[Data about app and page elements]
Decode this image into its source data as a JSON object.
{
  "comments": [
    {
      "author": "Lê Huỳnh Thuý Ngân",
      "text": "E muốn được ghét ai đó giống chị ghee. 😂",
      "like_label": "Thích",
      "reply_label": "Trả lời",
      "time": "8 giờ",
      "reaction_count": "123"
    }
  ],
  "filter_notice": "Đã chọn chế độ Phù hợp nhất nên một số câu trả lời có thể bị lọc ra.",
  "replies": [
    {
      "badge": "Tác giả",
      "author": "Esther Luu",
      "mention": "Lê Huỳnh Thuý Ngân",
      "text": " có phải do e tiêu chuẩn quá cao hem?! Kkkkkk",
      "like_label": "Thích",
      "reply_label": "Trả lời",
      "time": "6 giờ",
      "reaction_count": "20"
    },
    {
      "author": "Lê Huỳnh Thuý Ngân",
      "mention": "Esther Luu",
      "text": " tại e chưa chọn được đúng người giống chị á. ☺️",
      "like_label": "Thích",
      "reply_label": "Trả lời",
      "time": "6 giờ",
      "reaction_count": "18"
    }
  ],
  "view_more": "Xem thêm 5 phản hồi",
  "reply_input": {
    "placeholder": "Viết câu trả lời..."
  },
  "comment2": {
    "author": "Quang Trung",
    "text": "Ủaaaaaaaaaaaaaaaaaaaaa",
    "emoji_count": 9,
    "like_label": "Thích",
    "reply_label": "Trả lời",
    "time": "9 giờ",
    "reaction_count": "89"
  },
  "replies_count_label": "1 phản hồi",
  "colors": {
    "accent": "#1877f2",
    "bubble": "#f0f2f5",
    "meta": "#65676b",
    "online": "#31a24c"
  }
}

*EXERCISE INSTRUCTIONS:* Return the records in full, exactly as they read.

*ANSWER BOX:*
Decode this image into its source data as a JSON object.
{
  "comments": [
    {
      "author": "Lê Huỳnh Thuý Ngân",
      "text": "E muốn được ghét ai đó giống chị ghee. 😂",
      "like_label": "Thích",
      "reply_label": "Trả lời",
      "time": "8 giờ",
      "reaction_count": "123"
    }
  ],
  "filter_notice": "Đã chọn chế độ Phù hợp nhất nên một số câu trả lời có thể bị lọc ra.",
  "replies": [
    {
      "badge": "Tác giả",
      "author": "Esther Luu",
      "mention": "Lê Huỳnh Thuý Ngân",
      "text": " có phải do e tiêu chuẩn quá cao hem?! Kkkkkk",
      "like_label": "Thích",
      "reply_label": "Trả lời",
      "time": "6 giờ",
      "reaction_count": "20"
    },
    {
      "author": "Lê Huỳnh Thuý Ngân",
      "mention": "Esther Luu",
      "text": " tại e chưa chọn được đúng người giống chị á. ☺️",
      "like_label": "Thích",
      "reply_label": "Trả lời",
      "time": "6 giờ",
      "reaction_count": "18"
    }
  ],
  "view_more": "Xem thêm 5 phản hồi",
  "reply_input": {
    "placeholder": "Viết câu trả lời..."
  },
  "comment2": {
    "author": "Quang Trung",
    "text": "Ủaaaaaaaaaaaaaaaaaaaaa",
    "emoji_count": 9,
    "like_label": "Thích",
    "reply_label": "Trả lời",
    "time": "9 giờ",
    "reaction_count": "89"
  },
  "replies_count_label": "1 phản hồi",
  "colors": {
    "accent": "#1877f2",
    "bubble": "#f0f2f5",
    "meta": "#65676b",
    "online": "#31a24c"
  }
}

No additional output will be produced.